Employment and the ADA

One of the speakers at the Coalition For Citizens with Disabilities in Illinois (CCDI ) conference was Howard Rosenblum, senior attorney for the Illinois advocacy organization Equip for Equality. Mr. Rosenblum gave a very informative presentation about the Americans with Disabilities Act as it pertains to employment.

Mr. Rosenblum explained the difference between essential functions of a job and non-essential functions of a job. He gave the example of an accounting job. Essential functions would include bookkeeping, skills with numbers, and the appropriate certification or education. Non-essential functions might include telephone communication and reading.

It is illegal for an employer to ask if a job applicant has a disability. The key point in determining suitability for a job is whether or not the applicant is capable of performing the essential functions of the job. A permissible question an employer can ask is, "Are you able to do the essential functions of the job with or without a reasonable accommodation?" Mr. Rosenblum said that, whether or not one has a disability, one can answer yes to this question. It is absolutely unnecessary to indicate "with" or "without", and it is illegal for the interviewer to ask any further questions about the existence of a medical condition or disability.

Mr. Rosenblum said that it's a tricky issue whether or not one should tell the interviewer that you have a visible disability before meeting in person. Sometimes if the interviewer knows ahead of time, he or she has time to worry. On the other hand, if the interviewer is surprised by a visible disability, he or she may be so distracted as to be unable to do an effective interview. While it is legal to ask for accommodations such as a sign language interpreter or a scribe for the job interview, Mr. Rosenblum recommended that when possible, the applicant supply his or her own accommodations for the interview. It is also legal to ask for alternative formats in a job interview.

Not being able to do the non-essential functions of a job is not a legal reason to be refused a job.

Reasonable accommodations must be provided to allow an employee to perform the essential functions of a job. An employer is not expected to make an accommodation that results in lower attendance or output requirements for the employee, is a safety hazard, or causes an undue hardship to the company. The employer is not expected to tolerate violent behaviors or provide personal care services for an employee.

Some examples of employment accommodations: restructuring of non-essential functions, modifying work schedules, and providing auxiliary aids and services.

Interesting statistics on reasonable accommodation costs versus benefits from the Job Accommodation Network (JAN):
20% of reasonable accommodations cost nothing.
Over 70% cost $500 or less.
The median cost is $250.
A company makes $35 for each $1 spent on reasonable accommodations. Some of the benefits include hiring and retaining a qualified employee, increased productivity, and decreased turnover costs.
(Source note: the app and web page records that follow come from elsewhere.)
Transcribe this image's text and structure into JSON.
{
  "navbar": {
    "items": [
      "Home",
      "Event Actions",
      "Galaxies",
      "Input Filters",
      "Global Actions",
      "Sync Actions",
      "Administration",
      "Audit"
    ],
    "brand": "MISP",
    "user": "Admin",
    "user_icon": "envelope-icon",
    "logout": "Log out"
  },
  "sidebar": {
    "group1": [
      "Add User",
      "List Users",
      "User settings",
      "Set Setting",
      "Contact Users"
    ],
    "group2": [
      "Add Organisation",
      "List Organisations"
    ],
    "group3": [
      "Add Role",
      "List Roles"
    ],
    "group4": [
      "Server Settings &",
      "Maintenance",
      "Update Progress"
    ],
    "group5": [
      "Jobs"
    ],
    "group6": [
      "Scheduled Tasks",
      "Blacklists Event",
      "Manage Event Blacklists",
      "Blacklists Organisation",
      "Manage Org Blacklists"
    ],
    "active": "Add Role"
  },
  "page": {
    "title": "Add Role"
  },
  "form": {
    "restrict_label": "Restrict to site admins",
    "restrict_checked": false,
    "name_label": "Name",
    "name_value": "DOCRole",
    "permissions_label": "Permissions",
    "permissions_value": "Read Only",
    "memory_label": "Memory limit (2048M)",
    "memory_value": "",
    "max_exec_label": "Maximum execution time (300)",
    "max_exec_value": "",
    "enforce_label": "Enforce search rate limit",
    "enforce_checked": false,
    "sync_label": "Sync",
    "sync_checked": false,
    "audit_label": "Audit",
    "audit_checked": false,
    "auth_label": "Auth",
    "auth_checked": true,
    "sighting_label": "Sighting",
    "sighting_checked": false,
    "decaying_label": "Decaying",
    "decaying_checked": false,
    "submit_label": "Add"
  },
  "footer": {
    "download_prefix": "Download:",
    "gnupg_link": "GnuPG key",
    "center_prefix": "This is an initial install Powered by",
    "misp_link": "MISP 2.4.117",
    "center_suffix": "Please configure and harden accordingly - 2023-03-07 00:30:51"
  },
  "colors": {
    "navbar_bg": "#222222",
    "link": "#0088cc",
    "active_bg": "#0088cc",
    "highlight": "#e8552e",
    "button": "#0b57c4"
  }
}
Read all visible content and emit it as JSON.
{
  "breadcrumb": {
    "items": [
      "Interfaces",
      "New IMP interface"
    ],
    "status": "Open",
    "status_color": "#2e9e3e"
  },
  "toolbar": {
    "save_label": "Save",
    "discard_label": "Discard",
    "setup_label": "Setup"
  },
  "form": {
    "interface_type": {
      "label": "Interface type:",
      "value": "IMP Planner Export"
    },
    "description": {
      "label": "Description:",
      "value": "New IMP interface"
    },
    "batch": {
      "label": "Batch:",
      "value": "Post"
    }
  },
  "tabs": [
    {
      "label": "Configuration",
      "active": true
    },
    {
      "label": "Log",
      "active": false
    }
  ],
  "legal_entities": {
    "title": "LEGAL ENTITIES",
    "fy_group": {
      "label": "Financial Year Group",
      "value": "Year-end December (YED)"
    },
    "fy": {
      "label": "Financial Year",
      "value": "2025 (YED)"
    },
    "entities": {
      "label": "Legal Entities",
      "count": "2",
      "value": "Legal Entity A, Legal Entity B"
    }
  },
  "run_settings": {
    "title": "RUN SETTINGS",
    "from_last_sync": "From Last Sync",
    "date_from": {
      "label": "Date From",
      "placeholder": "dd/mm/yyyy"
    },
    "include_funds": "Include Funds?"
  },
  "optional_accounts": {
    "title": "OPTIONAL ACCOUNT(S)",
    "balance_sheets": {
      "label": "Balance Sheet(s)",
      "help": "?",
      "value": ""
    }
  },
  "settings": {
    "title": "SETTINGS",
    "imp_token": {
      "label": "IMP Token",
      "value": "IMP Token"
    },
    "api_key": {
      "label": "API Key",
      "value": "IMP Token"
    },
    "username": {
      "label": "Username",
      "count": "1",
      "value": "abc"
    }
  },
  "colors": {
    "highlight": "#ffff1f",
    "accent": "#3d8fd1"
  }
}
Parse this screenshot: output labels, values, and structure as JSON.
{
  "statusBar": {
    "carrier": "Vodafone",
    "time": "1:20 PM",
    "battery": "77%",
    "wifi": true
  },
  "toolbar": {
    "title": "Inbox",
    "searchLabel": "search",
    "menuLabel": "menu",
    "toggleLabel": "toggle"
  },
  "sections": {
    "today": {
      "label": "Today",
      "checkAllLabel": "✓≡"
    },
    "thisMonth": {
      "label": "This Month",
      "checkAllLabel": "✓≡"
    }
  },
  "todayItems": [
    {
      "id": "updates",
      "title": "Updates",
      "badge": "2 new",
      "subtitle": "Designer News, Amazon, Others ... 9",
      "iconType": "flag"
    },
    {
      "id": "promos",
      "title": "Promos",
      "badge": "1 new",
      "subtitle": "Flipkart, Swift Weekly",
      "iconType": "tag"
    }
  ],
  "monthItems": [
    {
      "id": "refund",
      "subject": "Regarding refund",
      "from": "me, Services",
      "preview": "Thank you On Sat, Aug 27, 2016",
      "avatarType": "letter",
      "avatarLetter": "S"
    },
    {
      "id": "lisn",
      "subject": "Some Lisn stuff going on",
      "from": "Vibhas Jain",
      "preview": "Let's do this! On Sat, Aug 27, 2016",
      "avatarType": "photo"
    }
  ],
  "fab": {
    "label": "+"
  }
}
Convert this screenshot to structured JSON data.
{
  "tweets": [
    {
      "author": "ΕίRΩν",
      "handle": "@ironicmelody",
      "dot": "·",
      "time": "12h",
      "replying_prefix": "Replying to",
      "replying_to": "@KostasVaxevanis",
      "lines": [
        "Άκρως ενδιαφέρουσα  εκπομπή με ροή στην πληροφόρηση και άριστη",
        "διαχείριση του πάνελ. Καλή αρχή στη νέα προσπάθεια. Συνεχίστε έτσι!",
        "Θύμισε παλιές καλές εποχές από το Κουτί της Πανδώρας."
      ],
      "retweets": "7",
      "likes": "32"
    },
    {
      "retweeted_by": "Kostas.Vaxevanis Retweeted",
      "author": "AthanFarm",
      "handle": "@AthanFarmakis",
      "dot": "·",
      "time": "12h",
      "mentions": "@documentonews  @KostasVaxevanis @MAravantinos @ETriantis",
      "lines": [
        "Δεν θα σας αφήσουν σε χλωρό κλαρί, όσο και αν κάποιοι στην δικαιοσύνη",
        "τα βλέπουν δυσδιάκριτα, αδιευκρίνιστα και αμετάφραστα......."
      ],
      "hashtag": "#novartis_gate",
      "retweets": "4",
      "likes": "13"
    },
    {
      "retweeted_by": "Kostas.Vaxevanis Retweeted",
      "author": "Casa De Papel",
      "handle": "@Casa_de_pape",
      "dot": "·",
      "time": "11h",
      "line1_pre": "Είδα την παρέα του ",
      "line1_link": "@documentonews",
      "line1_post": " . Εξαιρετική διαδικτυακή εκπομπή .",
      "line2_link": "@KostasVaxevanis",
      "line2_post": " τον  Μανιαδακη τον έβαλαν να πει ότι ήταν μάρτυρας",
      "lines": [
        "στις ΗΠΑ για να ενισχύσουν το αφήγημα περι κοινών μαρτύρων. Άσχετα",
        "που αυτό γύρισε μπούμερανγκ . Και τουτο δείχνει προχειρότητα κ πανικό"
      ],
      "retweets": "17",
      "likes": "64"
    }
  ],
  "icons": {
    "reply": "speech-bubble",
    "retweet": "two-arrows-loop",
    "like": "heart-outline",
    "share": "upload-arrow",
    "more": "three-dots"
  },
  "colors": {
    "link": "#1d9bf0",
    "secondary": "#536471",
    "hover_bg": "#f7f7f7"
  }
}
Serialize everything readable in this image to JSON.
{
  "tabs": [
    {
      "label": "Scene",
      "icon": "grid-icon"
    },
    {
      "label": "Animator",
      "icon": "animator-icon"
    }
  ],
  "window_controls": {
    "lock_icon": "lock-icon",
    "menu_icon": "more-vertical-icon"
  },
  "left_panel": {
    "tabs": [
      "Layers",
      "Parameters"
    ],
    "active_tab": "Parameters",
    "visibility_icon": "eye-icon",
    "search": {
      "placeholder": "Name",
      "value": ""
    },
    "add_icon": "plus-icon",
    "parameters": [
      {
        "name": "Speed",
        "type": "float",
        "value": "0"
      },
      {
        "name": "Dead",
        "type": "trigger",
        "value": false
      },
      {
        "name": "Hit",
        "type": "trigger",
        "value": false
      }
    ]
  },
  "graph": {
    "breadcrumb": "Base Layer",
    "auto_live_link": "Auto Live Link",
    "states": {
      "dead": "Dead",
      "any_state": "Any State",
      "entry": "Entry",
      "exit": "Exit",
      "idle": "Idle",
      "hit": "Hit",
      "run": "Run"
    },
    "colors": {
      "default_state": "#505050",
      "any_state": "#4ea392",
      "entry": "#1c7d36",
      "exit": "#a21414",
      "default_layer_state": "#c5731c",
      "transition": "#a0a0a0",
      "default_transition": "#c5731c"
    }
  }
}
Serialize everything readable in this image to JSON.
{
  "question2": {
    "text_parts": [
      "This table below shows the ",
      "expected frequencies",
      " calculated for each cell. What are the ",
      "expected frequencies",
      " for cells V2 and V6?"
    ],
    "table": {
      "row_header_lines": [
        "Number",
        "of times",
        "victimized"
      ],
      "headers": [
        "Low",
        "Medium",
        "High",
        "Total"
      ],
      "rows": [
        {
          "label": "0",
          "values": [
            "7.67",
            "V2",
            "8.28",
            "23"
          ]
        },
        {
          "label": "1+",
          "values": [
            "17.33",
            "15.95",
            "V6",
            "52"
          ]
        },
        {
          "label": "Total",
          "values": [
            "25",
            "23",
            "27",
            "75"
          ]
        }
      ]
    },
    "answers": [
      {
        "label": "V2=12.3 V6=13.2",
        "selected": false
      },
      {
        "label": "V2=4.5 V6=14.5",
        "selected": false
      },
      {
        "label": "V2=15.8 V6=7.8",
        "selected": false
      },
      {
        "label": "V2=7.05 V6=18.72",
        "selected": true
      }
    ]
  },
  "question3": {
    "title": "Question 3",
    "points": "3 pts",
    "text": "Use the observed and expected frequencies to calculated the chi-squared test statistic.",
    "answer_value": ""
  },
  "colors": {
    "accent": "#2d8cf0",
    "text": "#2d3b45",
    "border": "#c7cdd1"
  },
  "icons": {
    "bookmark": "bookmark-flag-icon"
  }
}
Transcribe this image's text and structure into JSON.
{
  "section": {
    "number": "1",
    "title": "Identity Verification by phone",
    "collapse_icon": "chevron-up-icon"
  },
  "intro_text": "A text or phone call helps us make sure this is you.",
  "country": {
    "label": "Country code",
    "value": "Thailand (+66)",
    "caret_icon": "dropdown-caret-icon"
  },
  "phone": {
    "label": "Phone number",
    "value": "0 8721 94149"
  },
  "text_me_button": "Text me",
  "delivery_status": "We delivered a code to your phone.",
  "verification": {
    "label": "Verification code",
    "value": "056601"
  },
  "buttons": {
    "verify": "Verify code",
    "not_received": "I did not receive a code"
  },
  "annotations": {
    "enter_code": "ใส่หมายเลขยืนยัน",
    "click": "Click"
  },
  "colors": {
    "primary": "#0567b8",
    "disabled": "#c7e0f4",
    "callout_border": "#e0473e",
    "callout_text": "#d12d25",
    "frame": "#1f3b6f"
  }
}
Resources provided by Mr. Rosenblum:
Job Accommodation Network
Equip for Equality (Illinois advocacy agency, other states have their own agencies)
US Department of Justice ADA Home Page

1 comment:

Ruth said...

Very interesting statistics. I've read in other places that the cost of providing accommodations is much lower than employers fear - but these numbers are a very persuasive argument that making accommodations is not in and of itself an obstacle to employing pwd. Thanks David.